• _TRY IT_
Scan the entries for lines with "Demo" and say how many there are, with nothing more.

[Collected data entries]
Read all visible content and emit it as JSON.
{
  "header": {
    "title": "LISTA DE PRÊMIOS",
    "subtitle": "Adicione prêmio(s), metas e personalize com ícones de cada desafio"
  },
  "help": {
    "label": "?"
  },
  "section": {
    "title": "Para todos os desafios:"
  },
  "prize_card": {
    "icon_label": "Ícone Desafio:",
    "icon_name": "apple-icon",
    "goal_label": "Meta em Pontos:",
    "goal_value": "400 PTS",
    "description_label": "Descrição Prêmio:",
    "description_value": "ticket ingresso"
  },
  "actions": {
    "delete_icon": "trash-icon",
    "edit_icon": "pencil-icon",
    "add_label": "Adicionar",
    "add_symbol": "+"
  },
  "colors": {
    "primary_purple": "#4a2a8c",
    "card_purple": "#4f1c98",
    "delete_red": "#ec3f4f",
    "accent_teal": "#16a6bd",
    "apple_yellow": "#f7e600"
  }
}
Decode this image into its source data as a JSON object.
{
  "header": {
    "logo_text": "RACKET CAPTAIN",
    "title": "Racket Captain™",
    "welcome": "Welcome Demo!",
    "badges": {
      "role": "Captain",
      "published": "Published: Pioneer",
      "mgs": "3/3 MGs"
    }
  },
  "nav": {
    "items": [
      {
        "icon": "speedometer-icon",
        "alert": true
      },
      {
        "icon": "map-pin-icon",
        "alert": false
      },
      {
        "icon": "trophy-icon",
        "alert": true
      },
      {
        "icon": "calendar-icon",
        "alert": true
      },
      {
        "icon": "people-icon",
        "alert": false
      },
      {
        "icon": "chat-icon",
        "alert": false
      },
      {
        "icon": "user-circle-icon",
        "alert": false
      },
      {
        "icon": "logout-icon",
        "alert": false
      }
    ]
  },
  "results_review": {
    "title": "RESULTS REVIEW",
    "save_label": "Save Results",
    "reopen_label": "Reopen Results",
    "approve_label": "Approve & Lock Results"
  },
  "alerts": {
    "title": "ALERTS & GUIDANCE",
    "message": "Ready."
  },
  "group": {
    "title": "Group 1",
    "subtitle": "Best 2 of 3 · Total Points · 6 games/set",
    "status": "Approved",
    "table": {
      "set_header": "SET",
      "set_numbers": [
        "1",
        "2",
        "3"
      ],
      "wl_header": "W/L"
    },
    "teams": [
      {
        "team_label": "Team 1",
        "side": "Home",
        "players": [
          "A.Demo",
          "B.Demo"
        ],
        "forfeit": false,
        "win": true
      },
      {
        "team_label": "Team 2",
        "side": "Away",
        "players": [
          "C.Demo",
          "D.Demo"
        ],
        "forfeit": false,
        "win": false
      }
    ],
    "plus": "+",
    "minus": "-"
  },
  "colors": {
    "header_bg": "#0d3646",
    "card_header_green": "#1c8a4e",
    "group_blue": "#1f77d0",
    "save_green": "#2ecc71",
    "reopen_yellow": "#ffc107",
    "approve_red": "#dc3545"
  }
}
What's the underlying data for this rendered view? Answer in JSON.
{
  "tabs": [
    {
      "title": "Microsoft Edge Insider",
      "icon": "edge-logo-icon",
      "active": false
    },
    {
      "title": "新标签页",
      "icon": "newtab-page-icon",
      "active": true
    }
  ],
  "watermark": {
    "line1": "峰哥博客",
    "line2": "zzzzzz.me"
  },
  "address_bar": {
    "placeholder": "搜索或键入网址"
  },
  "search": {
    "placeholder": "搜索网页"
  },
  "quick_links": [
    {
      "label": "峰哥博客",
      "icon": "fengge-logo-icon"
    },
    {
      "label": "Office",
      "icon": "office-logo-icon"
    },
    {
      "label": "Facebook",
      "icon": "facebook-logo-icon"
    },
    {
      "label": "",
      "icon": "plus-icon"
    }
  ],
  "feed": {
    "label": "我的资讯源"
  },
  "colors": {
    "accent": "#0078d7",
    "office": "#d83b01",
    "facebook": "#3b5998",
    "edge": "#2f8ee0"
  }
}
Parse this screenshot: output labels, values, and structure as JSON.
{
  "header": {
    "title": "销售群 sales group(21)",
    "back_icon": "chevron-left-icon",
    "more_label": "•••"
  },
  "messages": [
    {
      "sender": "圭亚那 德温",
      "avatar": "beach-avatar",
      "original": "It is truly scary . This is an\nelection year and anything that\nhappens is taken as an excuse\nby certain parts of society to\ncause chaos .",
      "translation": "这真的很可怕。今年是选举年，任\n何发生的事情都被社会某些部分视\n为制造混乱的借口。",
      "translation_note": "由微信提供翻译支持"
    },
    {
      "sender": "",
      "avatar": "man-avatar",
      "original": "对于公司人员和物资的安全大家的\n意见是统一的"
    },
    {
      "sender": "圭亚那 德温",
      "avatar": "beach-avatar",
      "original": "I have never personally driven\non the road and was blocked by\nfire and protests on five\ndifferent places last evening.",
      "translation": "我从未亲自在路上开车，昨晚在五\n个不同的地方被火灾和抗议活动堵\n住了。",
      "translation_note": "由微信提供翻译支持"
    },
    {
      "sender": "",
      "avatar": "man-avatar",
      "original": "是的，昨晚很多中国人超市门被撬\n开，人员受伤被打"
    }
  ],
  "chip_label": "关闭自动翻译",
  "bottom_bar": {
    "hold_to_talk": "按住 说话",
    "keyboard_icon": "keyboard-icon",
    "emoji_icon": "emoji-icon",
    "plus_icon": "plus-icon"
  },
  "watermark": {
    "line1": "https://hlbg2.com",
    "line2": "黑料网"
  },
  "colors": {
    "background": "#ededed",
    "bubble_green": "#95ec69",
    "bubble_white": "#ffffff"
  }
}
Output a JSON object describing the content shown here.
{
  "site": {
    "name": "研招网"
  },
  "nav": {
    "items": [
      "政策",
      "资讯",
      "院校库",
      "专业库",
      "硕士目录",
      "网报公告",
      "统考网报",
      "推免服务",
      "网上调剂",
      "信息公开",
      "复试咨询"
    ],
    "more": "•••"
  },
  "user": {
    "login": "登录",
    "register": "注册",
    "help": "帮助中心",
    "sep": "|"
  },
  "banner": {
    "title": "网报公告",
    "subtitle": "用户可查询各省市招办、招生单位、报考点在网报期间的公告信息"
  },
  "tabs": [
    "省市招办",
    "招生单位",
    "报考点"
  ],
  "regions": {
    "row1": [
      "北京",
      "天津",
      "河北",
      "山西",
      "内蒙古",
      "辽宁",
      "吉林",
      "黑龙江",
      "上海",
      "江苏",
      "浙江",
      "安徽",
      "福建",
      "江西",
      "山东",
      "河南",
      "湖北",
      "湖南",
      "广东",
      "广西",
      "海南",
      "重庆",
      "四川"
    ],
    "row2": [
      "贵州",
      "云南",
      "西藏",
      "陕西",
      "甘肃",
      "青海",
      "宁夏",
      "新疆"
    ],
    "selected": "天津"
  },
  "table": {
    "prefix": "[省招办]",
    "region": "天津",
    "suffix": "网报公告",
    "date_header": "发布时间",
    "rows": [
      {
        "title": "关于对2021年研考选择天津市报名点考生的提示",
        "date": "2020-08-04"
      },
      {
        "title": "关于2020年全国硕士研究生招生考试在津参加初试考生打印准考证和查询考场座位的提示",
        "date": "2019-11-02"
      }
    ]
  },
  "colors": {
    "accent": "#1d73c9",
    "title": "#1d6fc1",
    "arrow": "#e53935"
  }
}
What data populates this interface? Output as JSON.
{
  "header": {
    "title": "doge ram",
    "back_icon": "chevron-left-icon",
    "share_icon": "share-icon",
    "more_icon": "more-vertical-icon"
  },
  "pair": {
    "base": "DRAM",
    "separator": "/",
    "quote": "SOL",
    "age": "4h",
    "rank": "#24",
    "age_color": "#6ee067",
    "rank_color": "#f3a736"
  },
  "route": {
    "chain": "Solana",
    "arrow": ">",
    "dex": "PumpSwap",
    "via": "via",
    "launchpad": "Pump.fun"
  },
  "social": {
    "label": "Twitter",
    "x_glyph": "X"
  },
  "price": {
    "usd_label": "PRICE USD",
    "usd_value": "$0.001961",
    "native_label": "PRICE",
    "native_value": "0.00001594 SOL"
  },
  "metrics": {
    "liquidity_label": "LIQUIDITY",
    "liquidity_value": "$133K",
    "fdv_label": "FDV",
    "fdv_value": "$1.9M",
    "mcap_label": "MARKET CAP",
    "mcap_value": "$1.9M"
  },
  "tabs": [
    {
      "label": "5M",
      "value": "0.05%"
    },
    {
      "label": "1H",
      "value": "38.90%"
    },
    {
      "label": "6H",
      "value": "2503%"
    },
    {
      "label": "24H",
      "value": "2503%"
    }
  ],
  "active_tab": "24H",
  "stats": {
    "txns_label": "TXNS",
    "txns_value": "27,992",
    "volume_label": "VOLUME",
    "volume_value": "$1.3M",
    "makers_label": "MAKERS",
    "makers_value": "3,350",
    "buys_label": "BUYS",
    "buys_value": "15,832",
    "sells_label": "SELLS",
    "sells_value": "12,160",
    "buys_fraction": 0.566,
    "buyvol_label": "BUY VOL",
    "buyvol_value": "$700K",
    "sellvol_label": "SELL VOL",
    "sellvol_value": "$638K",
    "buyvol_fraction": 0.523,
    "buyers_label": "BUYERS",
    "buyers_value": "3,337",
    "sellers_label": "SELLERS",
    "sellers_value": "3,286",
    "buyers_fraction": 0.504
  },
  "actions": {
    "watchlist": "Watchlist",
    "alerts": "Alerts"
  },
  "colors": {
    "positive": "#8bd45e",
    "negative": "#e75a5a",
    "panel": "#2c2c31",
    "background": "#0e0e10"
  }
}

• _REPLY TO THE EXERCISE_
5